§ **TASK INSTRUCTIONS**:
Output the listing exactly, leaving nothing out.

§ **DATA TO USE**:
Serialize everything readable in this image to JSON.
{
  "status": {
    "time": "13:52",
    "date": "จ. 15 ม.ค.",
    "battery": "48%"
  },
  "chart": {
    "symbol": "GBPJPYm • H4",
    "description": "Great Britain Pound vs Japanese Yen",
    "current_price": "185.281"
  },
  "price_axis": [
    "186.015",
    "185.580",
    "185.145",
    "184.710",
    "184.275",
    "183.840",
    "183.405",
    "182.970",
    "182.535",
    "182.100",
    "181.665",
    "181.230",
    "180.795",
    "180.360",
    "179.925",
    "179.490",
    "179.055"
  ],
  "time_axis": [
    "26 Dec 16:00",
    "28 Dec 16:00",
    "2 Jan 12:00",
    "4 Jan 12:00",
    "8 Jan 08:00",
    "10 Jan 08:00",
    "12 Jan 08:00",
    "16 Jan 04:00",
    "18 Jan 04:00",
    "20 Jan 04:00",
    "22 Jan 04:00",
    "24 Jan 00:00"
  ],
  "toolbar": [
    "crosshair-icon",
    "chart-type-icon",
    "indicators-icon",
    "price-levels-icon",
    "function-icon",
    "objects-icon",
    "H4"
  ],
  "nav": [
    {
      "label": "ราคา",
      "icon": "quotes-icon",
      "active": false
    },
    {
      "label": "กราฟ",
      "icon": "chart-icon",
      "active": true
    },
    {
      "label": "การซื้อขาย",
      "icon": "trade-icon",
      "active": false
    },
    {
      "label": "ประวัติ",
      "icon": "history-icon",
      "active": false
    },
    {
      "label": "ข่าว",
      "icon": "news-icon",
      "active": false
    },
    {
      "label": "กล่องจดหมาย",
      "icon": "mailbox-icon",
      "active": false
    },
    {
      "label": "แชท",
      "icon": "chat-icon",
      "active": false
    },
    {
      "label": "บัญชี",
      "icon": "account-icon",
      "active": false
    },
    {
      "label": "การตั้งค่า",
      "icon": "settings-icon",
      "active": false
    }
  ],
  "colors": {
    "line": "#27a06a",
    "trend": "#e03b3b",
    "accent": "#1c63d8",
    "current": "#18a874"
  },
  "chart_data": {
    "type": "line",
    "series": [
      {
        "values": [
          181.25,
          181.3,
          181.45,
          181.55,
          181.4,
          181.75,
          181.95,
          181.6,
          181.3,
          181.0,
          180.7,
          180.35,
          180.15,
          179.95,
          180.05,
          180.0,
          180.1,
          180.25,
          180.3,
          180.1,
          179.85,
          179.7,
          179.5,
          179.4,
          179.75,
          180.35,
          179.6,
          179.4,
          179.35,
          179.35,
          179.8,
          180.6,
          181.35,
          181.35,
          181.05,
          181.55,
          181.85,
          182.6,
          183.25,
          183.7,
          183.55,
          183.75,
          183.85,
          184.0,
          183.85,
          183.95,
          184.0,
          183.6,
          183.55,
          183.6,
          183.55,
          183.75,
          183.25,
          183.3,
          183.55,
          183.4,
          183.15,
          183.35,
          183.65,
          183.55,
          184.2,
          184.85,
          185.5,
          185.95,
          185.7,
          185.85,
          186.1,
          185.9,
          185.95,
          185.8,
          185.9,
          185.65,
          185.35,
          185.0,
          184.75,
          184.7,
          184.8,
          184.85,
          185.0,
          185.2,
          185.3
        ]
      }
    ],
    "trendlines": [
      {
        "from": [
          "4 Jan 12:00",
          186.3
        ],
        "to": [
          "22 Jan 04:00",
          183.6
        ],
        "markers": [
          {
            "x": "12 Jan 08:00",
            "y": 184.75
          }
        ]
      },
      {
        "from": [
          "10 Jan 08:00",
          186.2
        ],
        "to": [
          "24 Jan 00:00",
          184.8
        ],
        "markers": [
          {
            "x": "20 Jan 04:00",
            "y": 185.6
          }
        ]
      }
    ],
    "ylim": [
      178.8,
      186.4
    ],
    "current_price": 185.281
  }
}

§ **WORKED SOLUTION**:
Serialize everything readable in this image to JSON.
{
  "status": {
    "time": "13:52",
    "date": "จ. 15 ม.ค.",
    "battery": "48%"
  },
  "chart": {
    "symbol": "GBPJPYm • H4",
    "description": "Great Britain Pound vs Japanese Yen",
    "current_price": "185.281"
  },
  "price_axis": [
    "186.015",
    "185.580",
    "185.145",
    "184.710",
    "184.275",
    "183.840",
    "183.405",
    "182.970",
    "182.535",
    "182.100",
    "181.665",
    "181.230",
    "180.795",
    "180.360",
    "179.925",
    "179.490",
    "179.055"
  ],
  "time_axis": [
    "26 Dec 16:00",
    "28 Dec 16:00",
    "2 Jan 12:00",
    "4 Jan 12:00",
    "8 Jan 08:00",
    "10 Jan 08:00",
    "12 Jan 08:00",
    "16 Jan 04:00",
    "18 Jan 04:00",
    "20 Jan 04:00",
    "22 Jan 04:00",
    "24 Jan 00:00"
  ],
  "toolbar": [
    "crosshair-icon",
    "chart-type-icon",
    "indicators-icon",
    "price-levels-icon",
    "function-icon",
    "objects-icon",
    "H4"
  ],
  "nav": [
    {
      "label": "ราคา",
      "icon": "quotes-icon",
      "active": false
    },
    {
      "label": "กราฟ",
      "icon": "chart-icon",
      "active": true
    },
    {
      "label": "การซื้อขาย",
      "icon": "trade-icon",
      "active": false
    },
    {
      "label": "ประวัติ",
      "icon": "history-icon",
      "active": false
    },
    {
      "label": "ข่าว",
      "icon": "news-icon",
      "active": false
    },
    {
      "label": "กล่องจดหมาย",
      "icon": "mailbox-icon",
      "active": false
    },
    {
      "label": "แชท",
      "icon": "chat-icon",
      "active": false
    },
    {
      "label": "บัญชี",
      "icon": "account-icon",
      "active": false
    },
    {
      "label": "การตั้งค่า",
      "icon": "settings-icon",
      "active": false
    }
  ],
  "colors": {
    "line": "#27a06a",
    "trend": "#e03b3b",
    "accent": "#1c63d8",
    "current": "#18a874"
  },
  "chart_data": {
    "type": "line",
    "series": [
      {
        "values": [
          181.25,
          181.3,
          181.45,
          181.55,
          181.4,
          181.75,
          181.95,
          181.6,
          181.3,
          181.0,
          180.7,
          180.35,
          180.15,
          179.95,
          180.05,
          180.0,
          180.1,
          180.25,
          180.3,
          180.1,
          179.85,
          179.7,
          179.5,
          179.4,
          179.75,
          180.35,
          179.6,
          179.4,
          179.35,
          179.35,
          179.8,
          180.6,
          181.35,
          181.35,
          181.05,
          181.55,
          181.85,
          182.6,
          183.25,
          183.7,
          183.55,
          183.75,
          183.85,
          184.0,
          183.85,
          183.95,
          184.0,
          183.6,
          183.55,
          183.6,
          183.55,
          183.75,
          183.25,
          183.3,
          183.55,
          183.4,
          183.15,
          183.35,
          183.65,
          183.55,
          184.2,
          184.85,
          185.5,
          185.95,
          185.7,
          185.85,
          186.1,
          185.9,
          185.95,
          185.8,
          185.9,
          185.65,
          185.35,
          185.0,
          184.75,
          184.7,
          184.8,
          184.85,
          185.0,
          185.2,
          185.3
        ]
      }
    ],
    "trendlines": [
      {
        "from": [
          "4 Jan 12:00",
          186.3
        ],
        "to": [
          "22 Jan 04:00",
          183.6
        ],
        "markers": [
          {
            "x": "12 Jan 08:00",
            "y": 184.75
          }
        ]
      },
      {
        "from": [
          "10 Jan 08:00",
          186.2
        ],
        "to": [
          "24 Jan 00:00",
          184.8
        ],
        "markers": [
          {
            "x": "20 Jan 04:00",
            "y": 185.6
          }
        ]
      }
    ],
    "ylim": [
      178.8,
      186.4
    ],
    "current_price": 185.281
  }
}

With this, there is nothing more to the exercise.